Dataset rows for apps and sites
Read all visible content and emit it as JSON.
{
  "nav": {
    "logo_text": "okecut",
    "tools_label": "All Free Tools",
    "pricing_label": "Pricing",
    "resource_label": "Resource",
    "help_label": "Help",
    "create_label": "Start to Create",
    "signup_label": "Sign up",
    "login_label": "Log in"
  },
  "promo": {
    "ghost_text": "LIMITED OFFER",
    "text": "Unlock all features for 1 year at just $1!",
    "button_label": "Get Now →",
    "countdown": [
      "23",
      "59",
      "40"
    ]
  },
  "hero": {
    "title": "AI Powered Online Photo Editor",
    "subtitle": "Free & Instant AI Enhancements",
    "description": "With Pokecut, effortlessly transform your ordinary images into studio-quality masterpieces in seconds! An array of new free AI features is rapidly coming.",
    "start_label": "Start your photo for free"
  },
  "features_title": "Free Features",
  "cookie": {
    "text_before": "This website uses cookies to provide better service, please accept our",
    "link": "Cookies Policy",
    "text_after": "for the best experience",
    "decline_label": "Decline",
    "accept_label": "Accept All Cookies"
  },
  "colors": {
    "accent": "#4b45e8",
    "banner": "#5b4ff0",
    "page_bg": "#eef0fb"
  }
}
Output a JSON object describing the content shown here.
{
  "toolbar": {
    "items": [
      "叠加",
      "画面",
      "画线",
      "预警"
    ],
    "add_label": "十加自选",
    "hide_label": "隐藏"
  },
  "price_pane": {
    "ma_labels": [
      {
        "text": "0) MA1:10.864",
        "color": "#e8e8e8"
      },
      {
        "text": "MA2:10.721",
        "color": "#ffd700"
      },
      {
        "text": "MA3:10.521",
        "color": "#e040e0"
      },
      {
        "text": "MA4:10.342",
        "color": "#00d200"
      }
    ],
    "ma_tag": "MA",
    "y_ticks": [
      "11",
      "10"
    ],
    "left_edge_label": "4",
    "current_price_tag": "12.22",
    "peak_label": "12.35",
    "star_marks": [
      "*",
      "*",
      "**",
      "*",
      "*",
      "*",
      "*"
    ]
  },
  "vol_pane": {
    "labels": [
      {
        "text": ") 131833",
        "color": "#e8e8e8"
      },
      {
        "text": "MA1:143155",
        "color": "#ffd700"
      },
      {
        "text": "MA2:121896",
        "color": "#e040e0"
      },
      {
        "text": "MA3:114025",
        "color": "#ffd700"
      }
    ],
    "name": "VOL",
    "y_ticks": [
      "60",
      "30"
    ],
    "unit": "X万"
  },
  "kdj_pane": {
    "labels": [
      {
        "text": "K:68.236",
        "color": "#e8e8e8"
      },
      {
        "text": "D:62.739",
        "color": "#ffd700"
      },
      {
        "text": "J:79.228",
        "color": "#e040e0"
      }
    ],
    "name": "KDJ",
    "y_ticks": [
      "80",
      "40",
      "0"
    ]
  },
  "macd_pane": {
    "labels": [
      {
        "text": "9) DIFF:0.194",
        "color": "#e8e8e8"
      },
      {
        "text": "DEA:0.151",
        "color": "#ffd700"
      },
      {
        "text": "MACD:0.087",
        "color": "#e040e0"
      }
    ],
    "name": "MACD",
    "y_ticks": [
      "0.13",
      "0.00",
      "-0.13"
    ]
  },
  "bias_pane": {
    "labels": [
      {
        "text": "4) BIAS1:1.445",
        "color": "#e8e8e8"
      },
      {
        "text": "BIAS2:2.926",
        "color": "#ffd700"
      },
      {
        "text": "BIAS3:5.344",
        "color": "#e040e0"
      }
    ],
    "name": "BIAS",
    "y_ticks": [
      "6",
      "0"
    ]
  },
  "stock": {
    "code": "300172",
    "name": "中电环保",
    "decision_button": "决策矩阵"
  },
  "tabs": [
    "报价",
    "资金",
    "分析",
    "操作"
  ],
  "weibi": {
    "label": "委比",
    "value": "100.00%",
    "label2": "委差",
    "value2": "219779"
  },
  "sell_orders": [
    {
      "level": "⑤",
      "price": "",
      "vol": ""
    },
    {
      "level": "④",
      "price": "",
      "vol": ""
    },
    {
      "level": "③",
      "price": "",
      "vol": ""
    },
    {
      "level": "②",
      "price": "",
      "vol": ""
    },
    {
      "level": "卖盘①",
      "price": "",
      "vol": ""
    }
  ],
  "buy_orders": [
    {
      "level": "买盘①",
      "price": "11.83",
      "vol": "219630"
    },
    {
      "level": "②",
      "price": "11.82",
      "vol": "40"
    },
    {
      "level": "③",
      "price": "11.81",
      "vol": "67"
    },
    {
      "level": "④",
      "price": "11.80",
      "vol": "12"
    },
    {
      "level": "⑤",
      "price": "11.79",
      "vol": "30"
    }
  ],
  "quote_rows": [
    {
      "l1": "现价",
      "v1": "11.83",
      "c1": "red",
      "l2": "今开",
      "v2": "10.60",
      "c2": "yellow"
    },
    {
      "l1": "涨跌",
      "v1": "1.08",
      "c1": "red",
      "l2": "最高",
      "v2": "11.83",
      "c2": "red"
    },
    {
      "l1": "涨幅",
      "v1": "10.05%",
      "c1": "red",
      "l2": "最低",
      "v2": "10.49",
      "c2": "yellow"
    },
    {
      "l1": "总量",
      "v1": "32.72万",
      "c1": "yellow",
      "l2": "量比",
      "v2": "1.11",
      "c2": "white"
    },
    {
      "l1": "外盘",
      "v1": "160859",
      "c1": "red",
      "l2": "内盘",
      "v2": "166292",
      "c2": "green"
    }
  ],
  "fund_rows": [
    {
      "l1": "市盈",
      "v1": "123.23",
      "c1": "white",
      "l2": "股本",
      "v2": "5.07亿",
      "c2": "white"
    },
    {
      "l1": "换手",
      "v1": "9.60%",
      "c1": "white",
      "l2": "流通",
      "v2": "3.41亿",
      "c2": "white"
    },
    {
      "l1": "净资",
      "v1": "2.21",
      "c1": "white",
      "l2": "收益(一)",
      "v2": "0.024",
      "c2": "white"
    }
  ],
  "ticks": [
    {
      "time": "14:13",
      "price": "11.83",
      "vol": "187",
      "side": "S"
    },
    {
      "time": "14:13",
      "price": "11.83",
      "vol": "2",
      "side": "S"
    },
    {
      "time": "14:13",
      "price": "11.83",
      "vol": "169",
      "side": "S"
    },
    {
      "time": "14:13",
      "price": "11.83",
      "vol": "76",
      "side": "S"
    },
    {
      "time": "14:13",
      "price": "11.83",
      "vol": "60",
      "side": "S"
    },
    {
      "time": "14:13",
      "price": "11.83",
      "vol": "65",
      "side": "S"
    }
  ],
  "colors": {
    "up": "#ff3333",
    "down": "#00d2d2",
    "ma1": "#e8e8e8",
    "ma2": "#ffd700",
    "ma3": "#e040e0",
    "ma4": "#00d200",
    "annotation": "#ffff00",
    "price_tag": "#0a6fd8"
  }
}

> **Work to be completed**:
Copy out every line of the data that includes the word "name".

> **Answer to the exercise**:
    "name": "VOL",
    "name": "KDJ",
    "name": "MACD",
    "name": "BIAS",
    "name": "中电环保",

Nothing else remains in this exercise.